**TASK TO COMPLETE**
Search the records that follow and extract every line containing the string "POBLACION".

(Saved entries)
● ● ● ● ●
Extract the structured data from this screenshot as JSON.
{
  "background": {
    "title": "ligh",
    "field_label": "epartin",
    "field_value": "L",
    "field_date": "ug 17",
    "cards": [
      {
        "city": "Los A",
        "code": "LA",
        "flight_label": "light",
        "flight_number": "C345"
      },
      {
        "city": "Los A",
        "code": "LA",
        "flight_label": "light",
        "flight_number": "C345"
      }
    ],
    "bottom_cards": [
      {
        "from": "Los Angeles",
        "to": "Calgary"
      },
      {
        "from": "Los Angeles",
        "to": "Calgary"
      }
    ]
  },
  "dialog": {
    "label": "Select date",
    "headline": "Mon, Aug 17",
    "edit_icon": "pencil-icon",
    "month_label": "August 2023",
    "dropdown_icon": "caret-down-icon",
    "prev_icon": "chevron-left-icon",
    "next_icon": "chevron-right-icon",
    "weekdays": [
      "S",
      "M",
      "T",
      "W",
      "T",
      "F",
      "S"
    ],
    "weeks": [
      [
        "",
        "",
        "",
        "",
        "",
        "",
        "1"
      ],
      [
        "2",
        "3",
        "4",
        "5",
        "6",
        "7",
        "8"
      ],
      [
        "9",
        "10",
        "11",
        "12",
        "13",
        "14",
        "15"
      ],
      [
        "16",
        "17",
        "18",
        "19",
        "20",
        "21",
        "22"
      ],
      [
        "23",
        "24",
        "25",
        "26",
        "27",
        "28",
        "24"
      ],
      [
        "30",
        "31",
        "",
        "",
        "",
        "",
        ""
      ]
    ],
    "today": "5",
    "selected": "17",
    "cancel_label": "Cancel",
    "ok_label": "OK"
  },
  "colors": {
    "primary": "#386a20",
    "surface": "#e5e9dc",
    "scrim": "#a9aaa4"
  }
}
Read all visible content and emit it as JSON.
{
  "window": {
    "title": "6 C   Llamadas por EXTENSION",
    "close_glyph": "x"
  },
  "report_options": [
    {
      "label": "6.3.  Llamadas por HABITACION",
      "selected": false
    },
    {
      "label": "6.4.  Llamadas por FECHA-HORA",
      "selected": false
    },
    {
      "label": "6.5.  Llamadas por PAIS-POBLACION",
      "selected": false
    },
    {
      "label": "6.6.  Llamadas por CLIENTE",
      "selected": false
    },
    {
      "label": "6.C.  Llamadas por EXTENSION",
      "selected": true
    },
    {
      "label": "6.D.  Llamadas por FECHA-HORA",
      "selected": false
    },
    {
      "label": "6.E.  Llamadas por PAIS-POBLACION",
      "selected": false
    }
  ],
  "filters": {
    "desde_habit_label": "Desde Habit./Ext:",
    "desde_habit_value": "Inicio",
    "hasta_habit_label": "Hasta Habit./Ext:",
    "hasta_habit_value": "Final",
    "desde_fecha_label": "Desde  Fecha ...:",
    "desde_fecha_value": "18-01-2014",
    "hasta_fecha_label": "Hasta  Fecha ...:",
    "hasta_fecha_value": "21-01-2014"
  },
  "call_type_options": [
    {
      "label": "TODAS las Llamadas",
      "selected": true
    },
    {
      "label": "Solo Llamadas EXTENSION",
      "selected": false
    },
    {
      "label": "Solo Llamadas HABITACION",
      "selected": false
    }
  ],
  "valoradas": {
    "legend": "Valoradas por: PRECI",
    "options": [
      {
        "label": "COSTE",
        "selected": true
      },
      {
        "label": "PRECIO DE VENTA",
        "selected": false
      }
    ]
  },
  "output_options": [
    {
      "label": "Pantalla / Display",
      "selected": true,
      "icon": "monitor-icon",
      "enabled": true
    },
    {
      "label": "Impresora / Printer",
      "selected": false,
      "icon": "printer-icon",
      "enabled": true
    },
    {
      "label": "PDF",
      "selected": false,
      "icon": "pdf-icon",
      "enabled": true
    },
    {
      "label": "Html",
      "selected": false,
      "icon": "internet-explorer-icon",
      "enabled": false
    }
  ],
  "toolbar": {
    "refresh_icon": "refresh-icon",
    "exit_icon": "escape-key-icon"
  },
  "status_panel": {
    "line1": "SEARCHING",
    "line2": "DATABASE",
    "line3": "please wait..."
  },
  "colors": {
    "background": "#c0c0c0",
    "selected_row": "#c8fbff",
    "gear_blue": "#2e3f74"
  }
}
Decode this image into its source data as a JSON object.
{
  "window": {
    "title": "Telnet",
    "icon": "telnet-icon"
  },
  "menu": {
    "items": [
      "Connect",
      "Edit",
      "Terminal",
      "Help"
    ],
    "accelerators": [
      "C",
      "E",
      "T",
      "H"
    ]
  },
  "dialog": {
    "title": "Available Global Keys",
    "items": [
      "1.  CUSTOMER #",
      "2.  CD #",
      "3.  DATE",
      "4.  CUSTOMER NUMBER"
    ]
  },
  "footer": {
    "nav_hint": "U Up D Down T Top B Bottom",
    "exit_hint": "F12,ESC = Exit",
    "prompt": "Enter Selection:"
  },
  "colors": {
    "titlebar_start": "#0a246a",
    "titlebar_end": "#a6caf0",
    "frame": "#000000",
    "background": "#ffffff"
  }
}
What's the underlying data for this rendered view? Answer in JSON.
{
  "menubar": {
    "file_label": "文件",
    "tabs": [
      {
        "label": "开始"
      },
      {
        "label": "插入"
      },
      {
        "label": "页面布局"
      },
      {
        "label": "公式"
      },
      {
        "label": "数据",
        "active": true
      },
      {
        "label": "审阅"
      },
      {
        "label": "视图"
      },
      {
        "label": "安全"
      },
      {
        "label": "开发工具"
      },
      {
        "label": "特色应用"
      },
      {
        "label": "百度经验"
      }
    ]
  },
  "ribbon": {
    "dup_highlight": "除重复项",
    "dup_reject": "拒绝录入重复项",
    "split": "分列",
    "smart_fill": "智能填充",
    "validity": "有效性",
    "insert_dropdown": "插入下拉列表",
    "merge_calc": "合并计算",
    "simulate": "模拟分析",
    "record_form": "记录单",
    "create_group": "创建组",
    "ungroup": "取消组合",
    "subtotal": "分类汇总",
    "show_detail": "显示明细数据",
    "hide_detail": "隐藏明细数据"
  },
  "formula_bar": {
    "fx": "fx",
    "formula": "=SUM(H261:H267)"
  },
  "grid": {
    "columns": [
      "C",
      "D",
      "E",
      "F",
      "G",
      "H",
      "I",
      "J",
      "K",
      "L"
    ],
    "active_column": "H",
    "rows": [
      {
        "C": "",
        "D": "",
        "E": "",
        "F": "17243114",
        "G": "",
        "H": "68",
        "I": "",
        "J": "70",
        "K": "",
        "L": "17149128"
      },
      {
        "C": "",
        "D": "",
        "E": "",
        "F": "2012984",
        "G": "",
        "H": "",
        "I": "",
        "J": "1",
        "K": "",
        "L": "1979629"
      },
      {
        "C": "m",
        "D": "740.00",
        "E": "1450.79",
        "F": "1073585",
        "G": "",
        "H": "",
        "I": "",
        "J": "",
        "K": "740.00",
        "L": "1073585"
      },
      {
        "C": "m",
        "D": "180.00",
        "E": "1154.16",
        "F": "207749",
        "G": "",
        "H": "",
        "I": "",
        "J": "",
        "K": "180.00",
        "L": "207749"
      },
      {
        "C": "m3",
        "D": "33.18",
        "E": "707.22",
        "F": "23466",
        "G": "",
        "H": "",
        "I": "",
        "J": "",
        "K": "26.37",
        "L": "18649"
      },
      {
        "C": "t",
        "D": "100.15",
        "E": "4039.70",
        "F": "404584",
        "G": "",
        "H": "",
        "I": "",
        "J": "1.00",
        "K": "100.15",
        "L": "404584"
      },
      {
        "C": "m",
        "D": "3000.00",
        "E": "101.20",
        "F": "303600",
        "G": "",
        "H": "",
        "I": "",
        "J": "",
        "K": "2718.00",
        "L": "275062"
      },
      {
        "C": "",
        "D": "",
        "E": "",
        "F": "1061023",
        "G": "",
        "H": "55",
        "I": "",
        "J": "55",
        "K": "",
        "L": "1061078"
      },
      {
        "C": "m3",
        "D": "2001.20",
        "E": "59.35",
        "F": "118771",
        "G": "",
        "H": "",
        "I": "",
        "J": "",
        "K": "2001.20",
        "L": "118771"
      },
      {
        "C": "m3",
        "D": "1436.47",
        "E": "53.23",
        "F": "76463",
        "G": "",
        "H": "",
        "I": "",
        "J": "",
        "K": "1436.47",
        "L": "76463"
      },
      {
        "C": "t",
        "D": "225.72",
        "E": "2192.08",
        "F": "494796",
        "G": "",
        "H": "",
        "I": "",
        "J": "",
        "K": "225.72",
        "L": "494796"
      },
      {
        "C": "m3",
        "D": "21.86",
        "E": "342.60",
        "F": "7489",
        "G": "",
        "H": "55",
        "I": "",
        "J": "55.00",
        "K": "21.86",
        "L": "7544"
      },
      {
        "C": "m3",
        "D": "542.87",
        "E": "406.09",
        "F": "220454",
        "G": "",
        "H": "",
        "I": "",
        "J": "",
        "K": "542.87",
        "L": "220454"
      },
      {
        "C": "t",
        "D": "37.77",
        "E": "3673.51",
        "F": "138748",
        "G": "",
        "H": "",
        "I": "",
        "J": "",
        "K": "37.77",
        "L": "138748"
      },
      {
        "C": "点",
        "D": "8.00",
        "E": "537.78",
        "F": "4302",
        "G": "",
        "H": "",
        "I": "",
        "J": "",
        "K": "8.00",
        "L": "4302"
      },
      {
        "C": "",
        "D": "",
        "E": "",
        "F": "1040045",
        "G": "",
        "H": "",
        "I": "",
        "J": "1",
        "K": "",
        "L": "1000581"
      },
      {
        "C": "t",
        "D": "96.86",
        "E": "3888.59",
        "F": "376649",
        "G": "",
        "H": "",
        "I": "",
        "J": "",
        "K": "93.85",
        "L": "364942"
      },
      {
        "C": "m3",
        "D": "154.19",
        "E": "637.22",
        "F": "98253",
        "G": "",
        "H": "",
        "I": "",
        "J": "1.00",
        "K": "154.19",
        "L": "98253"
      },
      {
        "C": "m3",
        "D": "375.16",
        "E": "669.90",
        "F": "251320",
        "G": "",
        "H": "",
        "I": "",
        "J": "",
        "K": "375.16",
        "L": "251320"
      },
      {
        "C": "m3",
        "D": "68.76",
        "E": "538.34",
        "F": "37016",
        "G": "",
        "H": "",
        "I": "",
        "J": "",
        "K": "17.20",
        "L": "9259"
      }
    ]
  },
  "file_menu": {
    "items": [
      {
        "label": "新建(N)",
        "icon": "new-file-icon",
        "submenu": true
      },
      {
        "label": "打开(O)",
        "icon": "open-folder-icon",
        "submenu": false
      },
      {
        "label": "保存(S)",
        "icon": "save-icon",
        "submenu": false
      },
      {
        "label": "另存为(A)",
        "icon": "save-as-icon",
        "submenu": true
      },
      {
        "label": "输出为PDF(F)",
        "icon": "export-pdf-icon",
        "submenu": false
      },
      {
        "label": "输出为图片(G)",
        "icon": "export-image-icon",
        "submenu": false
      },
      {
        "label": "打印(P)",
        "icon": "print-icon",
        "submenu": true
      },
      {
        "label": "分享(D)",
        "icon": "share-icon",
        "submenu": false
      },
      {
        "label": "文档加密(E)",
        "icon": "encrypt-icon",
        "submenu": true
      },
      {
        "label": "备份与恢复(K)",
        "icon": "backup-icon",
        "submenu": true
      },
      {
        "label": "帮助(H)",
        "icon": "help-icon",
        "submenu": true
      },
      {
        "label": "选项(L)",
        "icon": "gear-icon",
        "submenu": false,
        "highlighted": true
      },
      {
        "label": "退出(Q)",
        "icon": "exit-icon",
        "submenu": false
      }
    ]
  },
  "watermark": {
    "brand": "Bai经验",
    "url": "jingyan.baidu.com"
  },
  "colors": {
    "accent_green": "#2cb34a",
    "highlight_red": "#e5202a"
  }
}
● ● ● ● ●
**SOLVED EXERCISE**
      "label": "6.5.  Llamadas por PAIS-POBLACION",
      "label": "6.E.  Llamadas por PAIS-POBLACION",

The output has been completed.